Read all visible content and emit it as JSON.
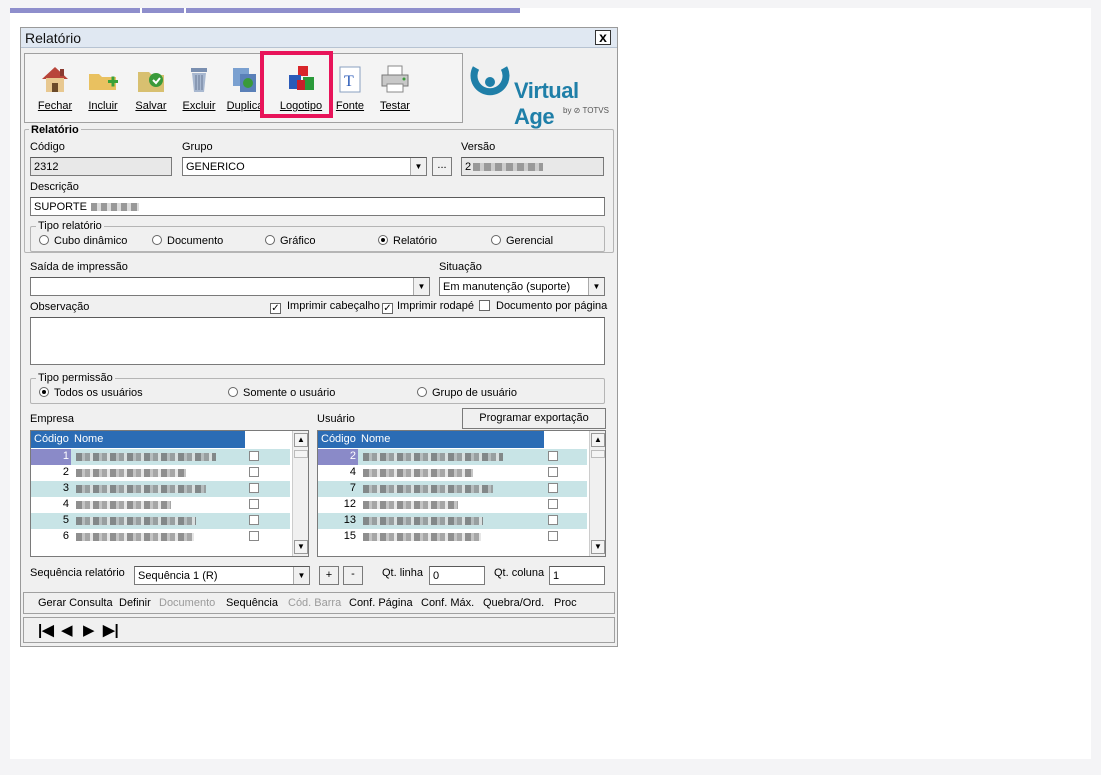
{
  "window": {
    "title": "Relatório",
    "close_label": "x"
  },
  "toolbar": {
    "buttons": [
      {
        "label": "Fechar",
        "icon": "house-icon"
      },
      {
        "label": "Incluir",
        "icon": "folder-add-icon"
      },
      {
        "label": "Salvar",
        "icon": "save-icon"
      },
      {
        "label": "Excluir",
        "icon": "trash-icon"
      },
      {
        "label": "Duplica",
        "icon": "duplicate-icon"
      },
      {
        "label": "Logotipo",
        "icon": "logo-shapes-icon"
      },
      {
        "label": "Fonte",
        "icon": "font-icon"
      },
      {
        "label": "Testar",
        "icon": "printer-icon"
      }
    ]
  },
  "brand": {
    "name": "Virtual Age",
    "by": "by ⊘ TOTVS",
    "color": "#1f7fa8"
  },
  "highlight_color": "#e8145a",
  "form": {
    "group_title": "Relatório",
    "codigo_label": "Código",
    "codigo_value": "2312",
    "grupo_label": "Grupo",
    "grupo_value": "GENERICO",
    "grupo_more": "...",
    "versao_label": "Versão",
    "versao_value": "2",
    "descricao_label": "Descrição",
    "descricao_value": "SUPORTE",
    "tipo_relatorio": {
      "label": "Tipo relatório",
      "options": [
        "Cubo dinâmico",
        "Documento",
        "Gráfico",
        "Relatório",
        "Gerencial"
      ],
      "selected": "Relatório"
    },
    "saida_label": "Saída de impressão",
    "saida_value": "",
    "situacao_label": "Situação",
    "situacao_value": "Em manutenção (suporte)",
    "observacao_label": "Observação",
    "observacao_value": "",
    "imprimir_cabecalho": {
      "label": "Imprimir cabeçalho",
      "checked": true
    },
    "imprimir_rodape": {
      "label": "Imprimir rodapé",
      "checked": true
    },
    "documento_por_pagina": {
      "label": "Documento por página",
      "checked": false
    },
    "tipo_permissao": {
      "label": "Tipo permissão",
      "options": [
        "Todos os usuários",
        "Somente o usuário",
        "Grupo de usuário"
      ],
      "selected": "Todos os usuários"
    },
    "empresa_label": "Empresa",
    "usuario_label": "Usuário",
    "programar_label": "Programar exportação",
    "col_codigo": "Código",
    "col_nome": "Nome",
    "col_dot": ".",
    "empresa_rows": [
      {
        "codigo": "1",
        "selected": true
      },
      {
        "codigo": "2"
      },
      {
        "codigo": "3"
      },
      {
        "codigo": "4"
      },
      {
        "codigo": "5"
      },
      {
        "codigo": "6"
      }
    ],
    "usuario_rows": [
      {
        "codigo": "2",
        "selected": true
      },
      {
        "codigo": "4"
      },
      {
        "codigo": "7"
      },
      {
        "codigo": "12"
      },
      {
        "codigo": "13"
      },
      {
        "codigo": "15"
      }
    ],
    "sequencia_label": "Sequência relatório",
    "sequencia_value": "Sequência 1 (R)",
    "plus": "+",
    "minus": "-",
    "qt_linha_label": "Qt. linha",
    "qt_linha_value": "0",
    "qt_coluna_label": "Qt. coluna",
    "qt_coluna_value": "1"
  },
  "menu": {
    "items": [
      "Gerar Consulta",
      "Definir",
      "Documento",
      "Sequência",
      "Cód. Barra",
      "Conf. Página",
      "Conf. Máx.",
      "Quebra/Ord.",
      "Proc"
    ],
    "disabled": [
      "Documento",
      "Cód. Barra"
    ]
  },
  "nav": {
    "first": "|◀",
    "prev": "◀",
    "next": "▶",
    "last": "▶|"
  }
}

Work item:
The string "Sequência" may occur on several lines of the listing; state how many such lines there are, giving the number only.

Task response:
3